Pastor’s Page June 2021
“Everybody’s talking and no one says a word,” began John Lennon’s song Nobody Told Me from the mid-70s. At the end of the previous decade, the movie Midnight Cowboy featured the song Everybody’s Talkin’ with the lines, Everybody’s talkin’ at me I don’t hear a word they’re sayin’ Only the echoes of my mind. Both songs captured the notion that we live in an age of endless noise and self promotion that has only been exasperated by the rise of the Inter- net, social media, and all its related technologies.
Poor Solomon could never have imagined this when he wrote in vexation in Ecclesiasts 12:12: “My son, beware of any- thing beyond these. Of making many books there is no end, and much study is a weariness of the flesh.” After a while, all those words and voices become nothing more than noise. The more people talk, the less they add to the conversation, especially when they speak from their human nature.
And that’s the folly that the Bible speaks of throughout its pages. “Knowing better” than God has done nothing but gotten humanity in trouble since our days in the Garden of Eden. And yet, that’s what the majority of people traffic in when they discuss the Bible. It’s all about opinions over- laid on scripture or special verses cherry-picked out of con- text to defend one’s point.
I think we have a beautiful form of church governance. We are congregationally governed, which means the ultimate power and the last word rests in the hands of the gathered members of the church. However, to be truly effective, the gathered members have to be the priesthood of all believers (Revelation 1:6; 5:10; 20:6; I Peter 2:9) fully committed to serving God and worshiping Him in Spirit and Truth (John 4:23-24).
Being congregationally led isn’t an exercise in democratic decision making. In reality, it’s a monarchy which proclaims Christ as the Head of the whole body (Ephesians 5:23). The true member of the Church will have the mind of Christ and will stand in accord with
other members (Philippians 2:2). Therefore, when the body gathers in its truest form, there is no need for elections and there would be no division or differences of opinions. When we gather, we may begin from different perspectives—with disagreements even—but in the end, the Holy Spirit will bring us into a unity of thought, mind, and action. [A good example of this is found in Acts 15:1-35].

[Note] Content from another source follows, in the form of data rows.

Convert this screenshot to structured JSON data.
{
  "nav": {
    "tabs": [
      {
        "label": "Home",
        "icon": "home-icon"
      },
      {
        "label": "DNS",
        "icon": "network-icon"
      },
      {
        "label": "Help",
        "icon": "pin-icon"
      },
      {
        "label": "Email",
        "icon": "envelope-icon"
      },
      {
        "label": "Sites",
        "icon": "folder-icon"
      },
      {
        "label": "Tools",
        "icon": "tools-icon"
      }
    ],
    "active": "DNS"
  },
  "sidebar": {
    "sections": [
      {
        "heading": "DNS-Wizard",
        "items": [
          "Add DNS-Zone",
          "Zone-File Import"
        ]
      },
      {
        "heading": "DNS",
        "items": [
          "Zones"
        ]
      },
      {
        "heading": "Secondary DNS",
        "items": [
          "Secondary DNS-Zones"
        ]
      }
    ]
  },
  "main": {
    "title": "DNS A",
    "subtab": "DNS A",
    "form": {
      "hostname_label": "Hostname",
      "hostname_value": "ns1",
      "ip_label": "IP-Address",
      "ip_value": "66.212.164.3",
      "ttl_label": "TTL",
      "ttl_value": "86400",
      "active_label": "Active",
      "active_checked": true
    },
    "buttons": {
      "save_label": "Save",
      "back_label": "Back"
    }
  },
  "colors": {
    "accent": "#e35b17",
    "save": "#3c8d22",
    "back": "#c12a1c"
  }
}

To accomplish this, we need to speak less and pray more. As I mentioned last month, that is why this summer, I am calling us to pray on a weekly basis. If you cannot be here, please pray at home. Commit to seeking the Lord and His Word for us. Come without pretense and with- out an agenda. Learn to pray to the point that your are exhausted so that the Spirit needs to intercede with groanings too deep for words (see Romans 8:26-27).
As Paul wrote in II Corinthians 12:10, “For when I am weak, then I am strong.” Our strength and our power comes from God and through the Holy Spirit. It is not from within ourselves. Therefore, we need to pray in such a manner. In prayer, we do not seek to validate ourselves, but to align ourselves with the heart of the Father. To do that, we pray in Christ and led by the Holy Spirit.
Doing so, transforms the nature of our prayers. Instead of delivering petitions to God for ourselves or those closest to us, we learn to pray for others, especially those truly other to ourselves. We discover how to pray for our enemies and those who would persecute us (Matthew 5:44). This is the power of prayer as it shapes our hearts to conform to the image of Christ as we are transformed by the renewal of our minds (Romans 12:1-2).
Prayer is more about letting go of self it is seeking the fulfillment of our desires and needs. That is why prayer and fasting often go hand-in-hand. Fasting is about letting go of the things of this world, so we can better grasp hold of God and recognize that He is our all-in-all.
I hope and pray that you will be able to join in the times of prayer. I pray that you will come with a humble heart seeking to hear and with a desire only to speak when prompted by the Holy Spirit. I hope you will dedicate yourself to fasting in preparation. My desire is that you give yourself wholly to God, seeking His holiness and
righteousness as it comes to us in Christ. Even if you can- not be here in person, I hope you will pray during those times and in additional times with other members of our local church and the larger Church.
The more we pray, the more we will hear from the Lord. Like the Apostles gathered in Jerusalem on that first Pentecost, the message we receive may come in different languages, but it will be the same message that helps to unify our congregation (Acts 2). That unifying message eventually leads to transformed lives to those who hear, which causes actions of true ministry—the mark of true disciples. In turn, the ministry of proclamation and service in Christ lead to growth in the Church and changed lives all around (Acts 2:42-47). But it all begins in prayer (Acts 1:14).
This is a time to heed the prophet Joel’s cry:
Consecrate a fast;
call a solemn assembly.
Gather the elders
and all the inhabitants of the land
to the house of the Lord your God,
and cry out to the Lord.
These are the days to gather and pray and cry out to the Lord.
With love and faith and service,